Cardiff Winter Wonderland to look for new central venue
Cardiff's Winter Wonderland has opened for its 10th year - but it could be for the last time outside City Hall.
A conservation group has complained the open air Christmas fair and ice rink occupies historic gardens for too long.
City planners have asked the organisers to look for another site from 2012 but the attraction can go back to the same location if they do not find one.
Cardiff council said it earned £1m per year "and this is in no small way due to the spectacular setting".
Wales and Tottenham star Gareth Bale launched a new ride at the site on Thursday.
The city's winter wonderland has been a fixture of the city's seasonal offering to visitors and shoppers since it was launched a decade ago.

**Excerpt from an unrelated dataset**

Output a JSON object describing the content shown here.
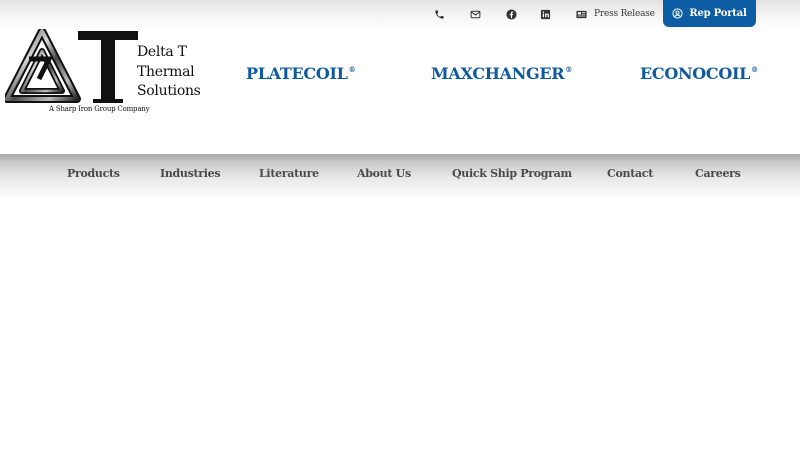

Gardens and statues
Sited on the lawns in front of City Hall in Cathays Park, and Gorsedd Gardens, the open air Christmas attraction includes a temporary ice rink and fairground rides.
But the city's central area conservation group has objected to both the location and the way councillors have rubberstamped the event's planning permission every year.

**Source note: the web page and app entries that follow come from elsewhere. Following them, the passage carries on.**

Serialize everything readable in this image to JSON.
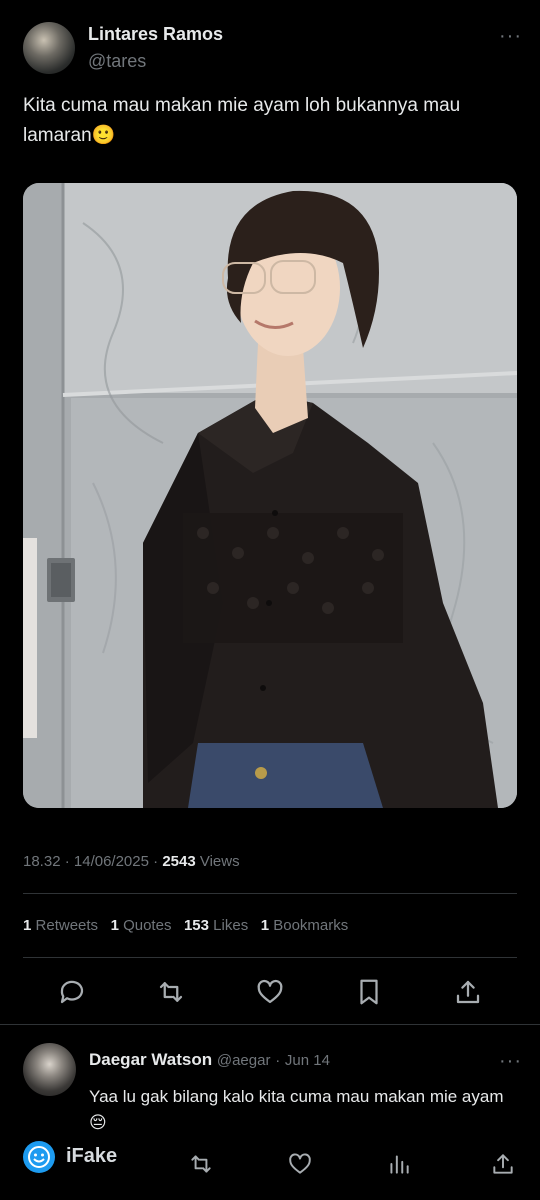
{
  "author": {
    "name": "Lintares Ramos",
    "handle": "@tares"
  },
  "tweet": {
    "text": "Kita cuma mau makan mie ayam loh bukannya mau lamaran🙂",
    "time": "18.32",
    "date": "14/06/2025",
    "views_count": "2543",
    "views_label": "Views"
  },
  "stats": {
    "retweets_count": "1",
    "retweets_label": "Retweets",
    "quotes_count": "1",
    "quotes_label": "Quotes",
    "likes_count": "153",
    "likes_label": "Likes",
    "bookmarks_count": "1",
    "bookmarks_label": "Bookmarks"
  },
  "actions": [
    "reply-icon",
    "retweet-icon",
    "like-icon",
    "bookmark-icon",
    "share-icon"
  ],
  "reply": {
    "name": "Daegar Watson",
    "handle": "@aegar",
    "date": "Jun 14",
    "text": "Yaa lu gak bilang kalo kita cuma mau makan mie ayam😔"
  },
  "watermark": "iFake",
  "colors": {
    "background": "#000000",
    "text": "#e7e9ea",
    "secondary": "#71767b",
    "divider": "#2f3336",
    "watermark_badge": "#1d9bf0"
  }
}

City Hall's lawns are designated historic parks and gardens which contain listed statues. They are within the Cathays Park conservation area and City Hall itself is a grade I listed building.
The first winter wonderland in 2002 was given planning permission in January the following year just three days before it finished.
Most events after that secured planning permission in the same month the festival opened, while in 2008 the ice rink and fairground rides were given the go-ahead for three years running.
When the 2011 fair came before planners on Wednesday, the conservation group's objection was that it was on a "completely inappropriate site and, yet again, this is a 'retrospective application' which makes the whole process a nonsense".
It added: "There is no reason why the application could not have been determined in advance of emplacement."
A report by planning officers said the fair had been given planning permission over the years despite its impact on the land due to its "benefits to the vitality of the city centre as a whole" and the reparation work carried out afterwards.
But it added: "However, it is considered reasonable in the light of the objection received, to ask the events team to consider if there are any alternative venues upon which the fair would be less disruptive."
Committee member Brian Finn said: "The committee agreed it's an eyesore and that it does detract from Cathays Park and City Hall and the museum.
"There should be an attraction there but it shouldn't be that imposing.
"I think Winter Wonderland is extremely important. The footfall proves that. What we're not doing it throwing them off the site.
"What we haven't prevented is them returning to City Hall next year and the year after.
"There are other places in the city centre, owned by the city council or the university, within Cathays Park. They are being advised they should seek an alternative site."
The attraction has got three year planning permission for outside City Hall until 2013, but planners have asked for an alternative site to be looked for in the meantime.
Councillor Nigel Howells, executive member for sport, culture and leisure, said: "The event is firmly established as a key part of the capital's Christmas offer.
"Alternative viable sites are being considered as an alternative venue for the future.
"However there would have to be considerable consultation and logistics work to be undertaken before that decision could be made."
Winter Wonderland runs until 2 January 2012 but its usual big wheel is replaced this year by a 60m-tall tower with 16 two-person swings.
Its dismantling is due to be completed by 13 January and new turf installed later in the month with City Hall lawns due to be reopen for public use on 28 February.